### Brief
Start to finish, reproduce the records below with nothing missing.

· · ·

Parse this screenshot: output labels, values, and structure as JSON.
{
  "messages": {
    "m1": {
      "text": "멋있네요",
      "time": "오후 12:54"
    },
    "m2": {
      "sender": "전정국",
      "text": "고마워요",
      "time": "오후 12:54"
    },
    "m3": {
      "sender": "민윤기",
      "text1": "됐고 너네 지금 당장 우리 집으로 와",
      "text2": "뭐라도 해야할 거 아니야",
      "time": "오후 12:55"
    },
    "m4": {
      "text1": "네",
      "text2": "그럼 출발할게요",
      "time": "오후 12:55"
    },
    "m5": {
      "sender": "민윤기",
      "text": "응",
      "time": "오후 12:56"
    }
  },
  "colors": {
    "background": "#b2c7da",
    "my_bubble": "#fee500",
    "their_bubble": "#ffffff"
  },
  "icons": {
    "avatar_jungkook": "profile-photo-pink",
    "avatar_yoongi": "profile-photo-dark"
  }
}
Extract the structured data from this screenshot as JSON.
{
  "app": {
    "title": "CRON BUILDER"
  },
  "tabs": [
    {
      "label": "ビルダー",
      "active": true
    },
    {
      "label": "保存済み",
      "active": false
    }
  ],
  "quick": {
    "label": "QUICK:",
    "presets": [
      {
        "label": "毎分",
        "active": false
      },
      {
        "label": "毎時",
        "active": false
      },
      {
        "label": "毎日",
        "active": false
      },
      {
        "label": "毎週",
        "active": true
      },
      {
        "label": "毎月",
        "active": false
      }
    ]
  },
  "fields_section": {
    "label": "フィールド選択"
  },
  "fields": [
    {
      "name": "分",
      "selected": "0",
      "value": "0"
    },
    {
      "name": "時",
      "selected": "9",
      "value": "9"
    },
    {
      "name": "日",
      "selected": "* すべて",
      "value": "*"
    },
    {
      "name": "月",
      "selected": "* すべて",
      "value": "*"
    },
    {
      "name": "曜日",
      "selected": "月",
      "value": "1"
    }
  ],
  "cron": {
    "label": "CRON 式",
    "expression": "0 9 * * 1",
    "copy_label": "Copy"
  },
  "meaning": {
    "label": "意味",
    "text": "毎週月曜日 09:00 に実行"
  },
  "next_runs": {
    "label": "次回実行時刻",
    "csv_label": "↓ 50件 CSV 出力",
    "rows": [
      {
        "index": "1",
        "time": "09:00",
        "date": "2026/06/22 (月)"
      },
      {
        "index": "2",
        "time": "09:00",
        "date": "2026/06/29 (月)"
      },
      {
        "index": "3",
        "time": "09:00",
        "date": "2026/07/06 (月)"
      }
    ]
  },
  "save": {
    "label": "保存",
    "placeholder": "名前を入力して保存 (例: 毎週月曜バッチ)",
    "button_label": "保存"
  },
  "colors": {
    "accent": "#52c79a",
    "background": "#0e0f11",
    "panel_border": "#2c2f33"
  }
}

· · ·

### Solved exercise
Parse this screenshot: output labels, values, and structure as JSON.
{
  "messages": {
    "m1": {
      "text": "멋있네요",
      "time": "오후 12:54"
    },
    "m2": {
      "sender": "전정국",
      "text": "고마워요",
      "time": "오후 12:54"
    },
    "m3": {
      "sender": "민윤기",
      "text1": "됐고 너네 지금 당장 우리 집으로 와",
      "text2": "뭐라도 해야할 거 아니야",
      "time": "오후 12:55"
    },
    "m4": {
      "text1": "네",
      "text2": "그럼 출발할게요",
      "time": "오후 12:55"
    },
    "m5": {
      "sender": "민윤기",
      "text": "응",
      "time": "오후 12:56"
    }
  },
  "colors": {
    "background": "#b2c7da",
    "my_bubble": "#fee500",
    "their_bubble": "#ffffff"
  },
  "icons": {
    "avatar_jungkook": "profile-photo-pink",
    "avatar_yoongi": "profile-photo-dark"
  }
}
Extract the structured data from this screenshot as JSON.
{
  "app": {
    "title": "CRON BUILDER"
  },
  "tabs": [
    {
      "label": "ビルダー",
      "active": true
    },
    {
      "label": "保存済み",
      "active": false
    }
  ],
  "quick": {
    "label": "QUICK:",
    "presets": [
      {
        "label": "毎分",
        "active": false
      },
      {
        "label": "毎時",
        "active": false
      },
      {
        "label": "毎日",
        "active": false
      },
      {
        "label": "毎週",
        "active": true
      },
      {
        "label": "毎月",
        "active": false
      }
    ]
  },
  "fields_section": {
    "label": "フィールド選択"
  },
  "fields": [
    {
      "name": "分",
      "selected": "0",
      "value": "0"
    },
    {
      "name": "時",
      "selected": "9",
      "value": "9"
    },
    {
      "name": "日",
      "selected": "* すべて",
      "value": "*"
    },
    {
      "name": "月",
      "selected": "* すべて",
      "value": "*"
    },
    {
      "name": "曜日",
      "selected": "月",
      "value": "1"
    }
  ],
  "cron": {
    "label": "CRON 式",
    "expression": "0 9 * * 1",
    "copy_label": "Copy"
  },
  "meaning": {
    "label": "意味",
    "text": "毎週月曜日 09:00 に実行"
  },
  "next_runs": {
    "label": "次回実行時刻",
    "csv_label": "↓ 50件 CSV 出力",
    "rows": [
      {
        "index": "1",
        "time": "09:00",
        "date": "2026/06/22 (月)"
      },
      {
        "index": "2",
        "time": "09:00",
        "date": "2026/06/29 (月)"
      },
      {
        "index": "3",
        "time": "09:00",
        "date": "2026/07/06 (月)"
      }
    ]
  },
  "save": {
    "label": "保存",
    "placeholder": "名前を入力して保存 (例: 毎週月曜バッチ)",
    "button_label": "保存"
  },
  "colors": {
    "accent": "#52c79a",
    "background": "#0e0f11",
    "panel_border": "#2c2f33"
  }
}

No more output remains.